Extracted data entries
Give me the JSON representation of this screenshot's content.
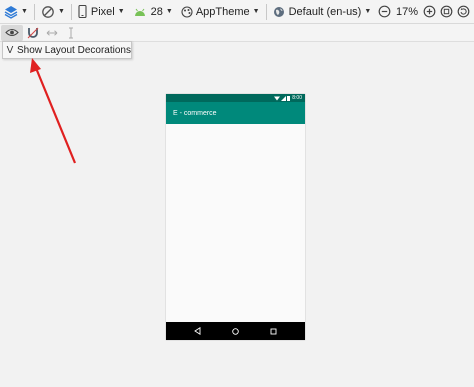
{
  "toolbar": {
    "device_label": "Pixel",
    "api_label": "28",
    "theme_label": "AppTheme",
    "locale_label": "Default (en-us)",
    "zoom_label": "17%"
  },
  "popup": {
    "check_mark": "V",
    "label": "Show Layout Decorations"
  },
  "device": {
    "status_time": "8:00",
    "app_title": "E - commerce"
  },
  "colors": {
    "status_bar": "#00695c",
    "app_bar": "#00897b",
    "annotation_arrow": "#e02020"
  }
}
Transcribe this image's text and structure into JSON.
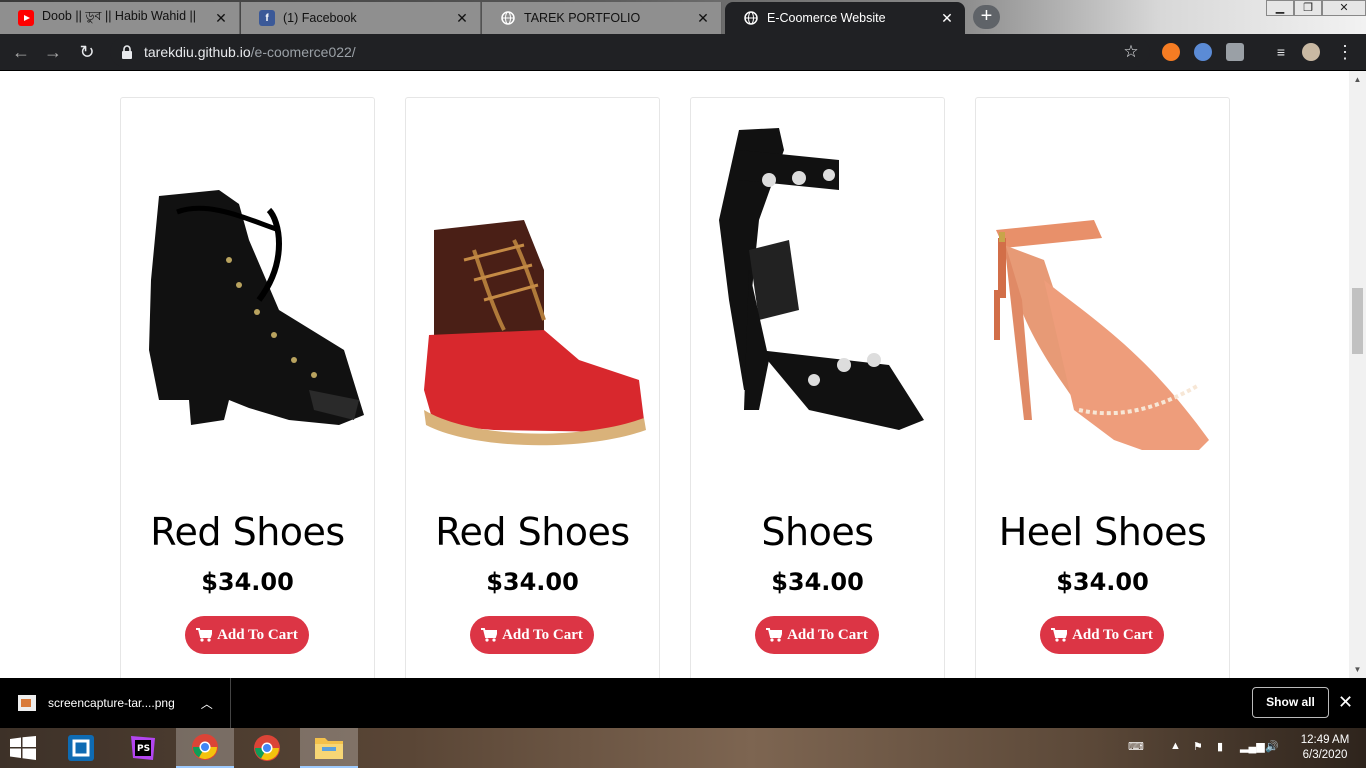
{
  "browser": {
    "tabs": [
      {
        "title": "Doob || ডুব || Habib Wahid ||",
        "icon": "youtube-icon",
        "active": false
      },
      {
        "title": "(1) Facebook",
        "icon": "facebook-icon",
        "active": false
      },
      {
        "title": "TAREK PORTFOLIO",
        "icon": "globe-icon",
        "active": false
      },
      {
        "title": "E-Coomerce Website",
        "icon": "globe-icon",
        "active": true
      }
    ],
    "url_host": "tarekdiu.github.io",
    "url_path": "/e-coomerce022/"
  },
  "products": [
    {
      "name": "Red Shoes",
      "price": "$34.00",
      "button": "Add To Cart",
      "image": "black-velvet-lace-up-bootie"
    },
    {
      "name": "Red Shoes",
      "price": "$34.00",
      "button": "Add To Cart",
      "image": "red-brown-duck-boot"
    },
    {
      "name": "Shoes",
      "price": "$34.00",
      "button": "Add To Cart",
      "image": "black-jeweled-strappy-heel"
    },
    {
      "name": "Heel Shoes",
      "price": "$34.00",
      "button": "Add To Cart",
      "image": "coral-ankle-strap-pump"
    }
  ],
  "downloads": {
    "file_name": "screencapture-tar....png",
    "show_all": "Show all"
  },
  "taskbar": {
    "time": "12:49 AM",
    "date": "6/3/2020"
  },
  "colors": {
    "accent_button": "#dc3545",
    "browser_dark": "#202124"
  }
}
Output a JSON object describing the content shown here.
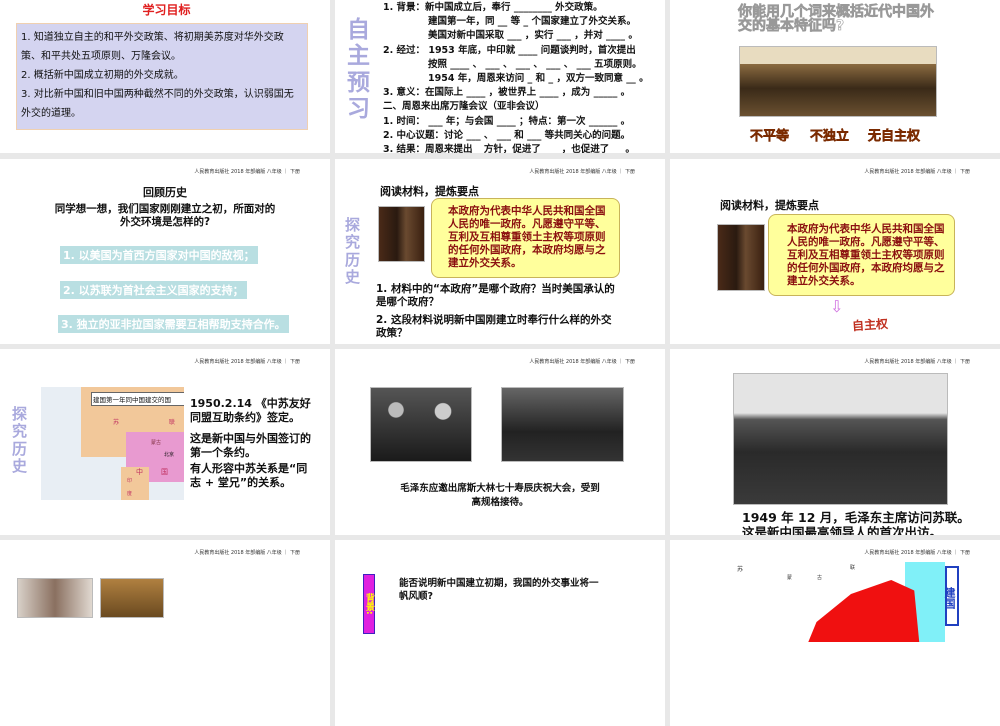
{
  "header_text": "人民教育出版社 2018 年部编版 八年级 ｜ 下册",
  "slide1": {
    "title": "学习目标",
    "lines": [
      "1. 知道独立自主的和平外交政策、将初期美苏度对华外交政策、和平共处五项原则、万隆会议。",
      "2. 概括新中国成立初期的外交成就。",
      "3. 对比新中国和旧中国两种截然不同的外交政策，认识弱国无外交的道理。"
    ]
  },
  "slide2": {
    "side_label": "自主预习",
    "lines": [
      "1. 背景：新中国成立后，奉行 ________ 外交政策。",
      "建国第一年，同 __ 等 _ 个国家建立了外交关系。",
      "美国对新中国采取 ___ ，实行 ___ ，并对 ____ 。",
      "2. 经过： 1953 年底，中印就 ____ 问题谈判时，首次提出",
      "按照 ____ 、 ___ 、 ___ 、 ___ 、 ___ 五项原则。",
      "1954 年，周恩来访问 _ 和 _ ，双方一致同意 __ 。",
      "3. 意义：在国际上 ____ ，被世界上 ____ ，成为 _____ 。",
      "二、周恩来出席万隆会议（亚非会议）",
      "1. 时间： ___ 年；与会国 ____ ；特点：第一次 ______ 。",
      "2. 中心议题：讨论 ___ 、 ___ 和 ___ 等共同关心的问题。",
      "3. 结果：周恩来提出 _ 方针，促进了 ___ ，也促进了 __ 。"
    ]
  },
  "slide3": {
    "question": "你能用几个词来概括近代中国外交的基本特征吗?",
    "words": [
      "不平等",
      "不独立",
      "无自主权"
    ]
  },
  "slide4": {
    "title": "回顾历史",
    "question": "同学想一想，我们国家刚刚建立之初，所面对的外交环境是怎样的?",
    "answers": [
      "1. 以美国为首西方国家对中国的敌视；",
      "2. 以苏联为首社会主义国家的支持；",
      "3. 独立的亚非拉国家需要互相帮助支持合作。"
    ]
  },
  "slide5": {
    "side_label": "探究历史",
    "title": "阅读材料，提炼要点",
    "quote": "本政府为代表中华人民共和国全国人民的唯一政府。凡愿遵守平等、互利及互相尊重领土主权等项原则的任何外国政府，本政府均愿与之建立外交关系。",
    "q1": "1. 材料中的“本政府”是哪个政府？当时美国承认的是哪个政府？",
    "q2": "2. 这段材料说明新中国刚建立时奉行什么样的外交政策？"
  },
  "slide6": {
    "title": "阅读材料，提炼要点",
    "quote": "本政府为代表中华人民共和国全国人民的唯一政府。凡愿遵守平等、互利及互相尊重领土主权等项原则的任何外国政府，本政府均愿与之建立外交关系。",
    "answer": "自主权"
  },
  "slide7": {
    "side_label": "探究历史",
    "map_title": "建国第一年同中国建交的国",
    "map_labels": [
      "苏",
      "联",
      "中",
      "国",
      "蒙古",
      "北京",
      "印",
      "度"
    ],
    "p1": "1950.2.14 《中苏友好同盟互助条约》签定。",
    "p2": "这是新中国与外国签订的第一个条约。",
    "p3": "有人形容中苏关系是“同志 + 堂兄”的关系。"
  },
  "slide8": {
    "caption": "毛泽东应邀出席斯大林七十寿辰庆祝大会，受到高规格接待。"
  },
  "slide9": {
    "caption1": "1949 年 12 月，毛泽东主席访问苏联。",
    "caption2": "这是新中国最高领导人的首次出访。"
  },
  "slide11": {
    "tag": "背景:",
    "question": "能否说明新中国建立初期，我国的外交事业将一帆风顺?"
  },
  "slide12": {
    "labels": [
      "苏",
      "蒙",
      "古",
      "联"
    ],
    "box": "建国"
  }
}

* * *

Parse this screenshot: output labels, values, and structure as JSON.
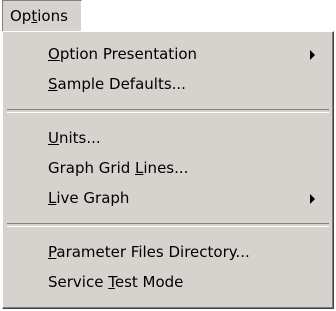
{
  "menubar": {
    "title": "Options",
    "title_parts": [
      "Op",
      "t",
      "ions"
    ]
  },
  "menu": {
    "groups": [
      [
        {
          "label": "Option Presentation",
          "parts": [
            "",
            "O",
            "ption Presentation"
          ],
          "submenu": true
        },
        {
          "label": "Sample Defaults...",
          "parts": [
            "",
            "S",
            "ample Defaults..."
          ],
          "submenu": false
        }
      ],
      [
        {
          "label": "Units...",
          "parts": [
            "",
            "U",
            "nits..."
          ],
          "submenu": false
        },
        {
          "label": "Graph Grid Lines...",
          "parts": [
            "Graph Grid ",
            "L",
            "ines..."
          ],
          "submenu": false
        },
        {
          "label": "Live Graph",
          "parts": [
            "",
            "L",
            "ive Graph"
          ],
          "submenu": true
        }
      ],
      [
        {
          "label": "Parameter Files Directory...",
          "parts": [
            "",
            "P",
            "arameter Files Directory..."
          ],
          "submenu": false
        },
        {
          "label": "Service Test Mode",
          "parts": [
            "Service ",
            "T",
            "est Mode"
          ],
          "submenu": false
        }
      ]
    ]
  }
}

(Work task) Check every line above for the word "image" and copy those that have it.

(Expected answer)
Transcribe this image's text and structure into JSON.
      "image": "black-velvet-lace-up-bootie"
      "image": "red-brown-duck-boot"
      "image": "black-jeweled-strappy-heel"
      "image": "coral-ankle-strap-pump"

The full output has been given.